by Elisa Stel 5B

Climate change is a very impartial subject: even if only a few of all the countries emit enough to have a serious impact on Earth’s climate, all of the countries have to deal with the consequences of it. This said, there are some countries which are more vulnerable and unready than others: one of the best examples is Burundi.
Located in the geographical heart of Africa, Burundi is undoubtedly a poor country. 97% of its economy is agricultural-based and corruption is common between functionaries. Its active impact regarding climate change is minimal. For this reason, the country cannot mitigate the emissions. The only solution possible is adaptation, but the country is so poor that it has no means to fight the changes that it is forced to deal with. According to the UN, Burundi is currently rated the 3rd most vulnerable and the 168th for readiness to adapt, and 61% of the households in the country are at risk of food insecurity, also caused by the extension of the dry season and the rise of temperatures.
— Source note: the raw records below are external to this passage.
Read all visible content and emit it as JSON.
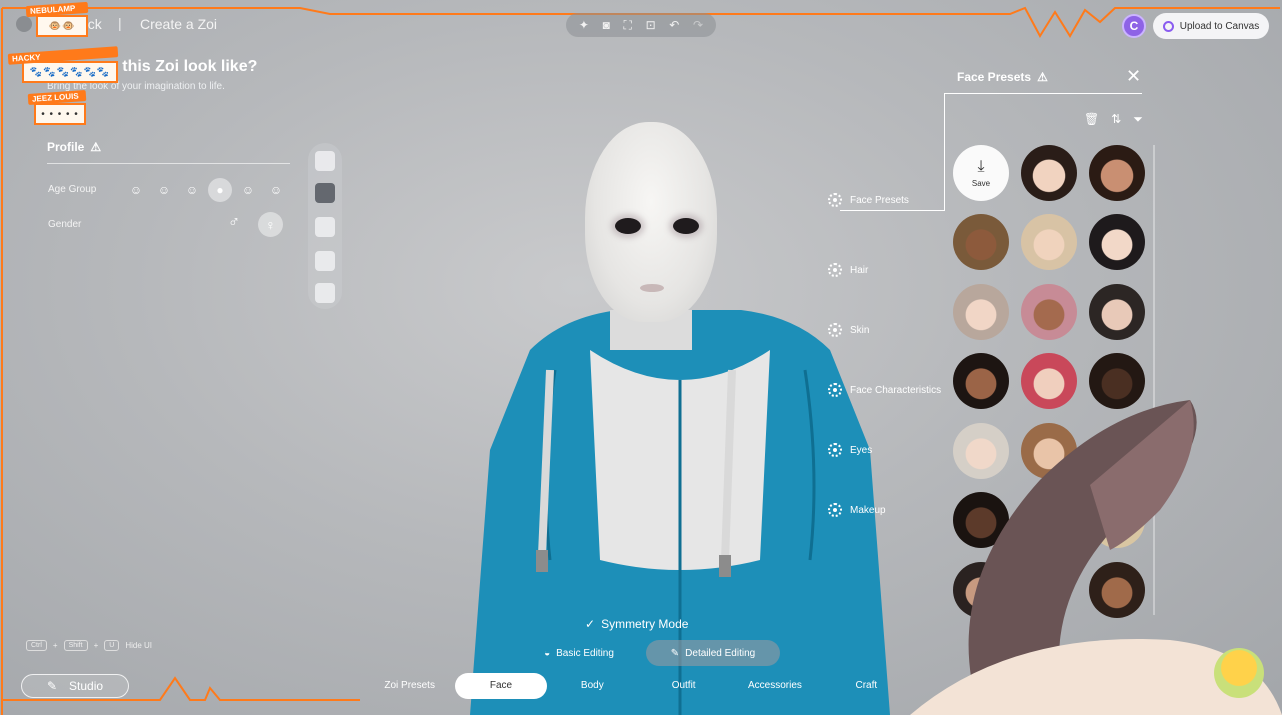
{
  "topbar": {
    "back_label": "ack",
    "separator": "|",
    "title": "Create a Zoi",
    "toolbar_icons": [
      "sparkle-icon",
      "camera-icon",
      "frame-icon",
      "focus-icon",
      "undo-icon",
      "redo-icon"
    ],
    "user_initial": "C",
    "upload_label": "Upload to Canvas"
  },
  "intro": {
    "headline": "es this Zoi look like?",
    "subline": "Bring the look of your imagination to life."
  },
  "stream_overlay": {
    "chips": [
      {
        "badge": "NEBULAMP",
        "text": "🐵🐵"
      },
      {
        "badge": "HACKY",
        "text": "🐾🐾🐾🐾🐾🐾"
      },
      {
        "badge": "JEEZ LOUIS",
        "text": "• • • • •"
      }
    ]
  },
  "profile": {
    "title": "Profile",
    "age_group_label": "Age Group",
    "age_icons": [
      "infant-icon",
      "child-icon",
      "teen-icon",
      "young-adult-icon",
      "adult-icon",
      "elder-icon"
    ],
    "age_selected_index": 3,
    "gender_label": "Gender",
    "gender_male_symbol": "♂",
    "gender_female_symbol": "♀",
    "gender_selected": "female"
  },
  "panel": {
    "title": "Face Presets",
    "close_symbol": "✕",
    "save_label": "Save",
    "categories": [
      "Face Presets",
      "Hair",
      "Skin",
      "Face Characteristics",
      "Eyes",
      "Makeup"
    ]
  },
  "editing": {
    "symmetry_label": "Symmetry Mode",
    "basic_label": "Basic Editing",
    "detailed_label": "Detailed Editing"
  },
  "hide_ui": {
    "keys": [
      "Ctrl",
      "Shift",
      "U"
    ],
    "plus": "+",
    "label": "Hide UI"
  },
  "studio_label": "Studio",
  "tabs": [
    "Zoi Presets",
    "Face",
    "Body",
    "Outfit",
    "Accessories",
    "Craft"
  ],
  "active_tab": "Face",
  "colors": {
    "accent_orange": "#ff7a1a",
    "hoodie_blue": "#1d8fb8",
    "upload_accent": "#8a5cf0"
  }
}
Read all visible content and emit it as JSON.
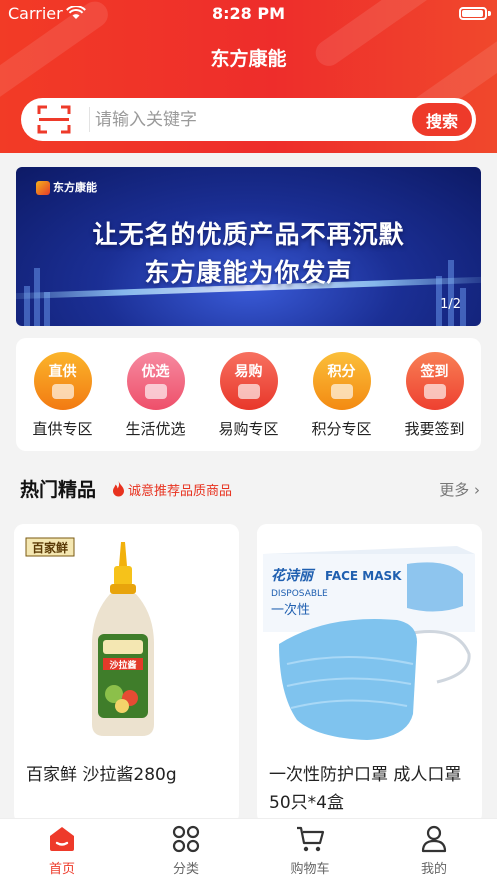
{
  "status_bar": {
    "carrier": "Carrier",
    "time": "8:28 PM"
  },
  "header": {
    "title": "东方康能"
  },
  "search": {
    "placeholder": "请输入关键字",
    "button_label": "搜索"
  },
  "banner": {
    "logo_text": "东方康能",
    "line1": "让无名的优质产品不再沉默",
    "line2": "东方康能为你发声",
    "pager": "1/2"
  },
  "categories": [
    {
      "badge": "直供",
      "label": "直供专区",
      "color": "#f58a16"
    },
    {
      "badge": "优选",
      "label": "生活优选",
      "color": "#f0607a"
    },
    {
      "badge": "易购",
      "label": "易购专区",
      "color": "#ee4a3a"
    },
    {
      "badge": "积分",
      "label": "积分专区",
      "color": "#f5a019"
    },
    {
      "badge": "签到",
      "label": "我要签到",
      "color": "#f25a38"
    }
  ],
  "hot_section": {
    "title": "热门精品",
    "subtitle": "诚意推荐品质商品",
    "more_label": "更多"
  },
  "products": [
    {
      "name": "百家鲜 沙拉酱280g",
      "brand_mark": "百家鲜",
      "bottle_label": "沙拉酱"
    },
    {
      "name": "一次性防护口罩 成人口罩50只*4盒",
      "box_brand": "花诗丽",
      "box_text": "FACE MASK",
      "box_subtext": "DISPOSABLE",
      "box_cn": "一次性"
    }
  ],
  "tabbar": [
    {
      "label": "首页",
      "active": true
    },
    {
      "label": "分类",
      "active": false
    },
    {
      "label": "购物车",
      "active": false
    },
    {
      "label": "我的",
      "active": false
    }
  ],
  "colors": {
    "brand_red": "#ee3a2a",
    "header_red": "#f23b26"
  }
}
One of the other consequences is the intensification of rainfall and floods during the wet season, which has increased the vegetation density,  leading to the propagation of pools for mosquitos, with a consequent rise in malaria cases. This has occurred, according to the World Health Organisation, since the 1970s, and has caused possibly more than 140,000 deaths. Globally, weather-related natural disasters result in over 60,000 deaths every year, mainly in developing countries.
Between the 1990s and 2017, Burundi participated in all the conferences about climate change the country has been invited to, and signed many agreements and conventions, but its role is mostly passive: the country has no power on the emissions other countries make, and at the same time it doesn’t have the financial power to deal with the effects they cause.
Climate change is an impartial problem, but proposed climate change solutions are not, mostly permitting richer countries to emit too much and not dealing enough with the problems poor countries have to face.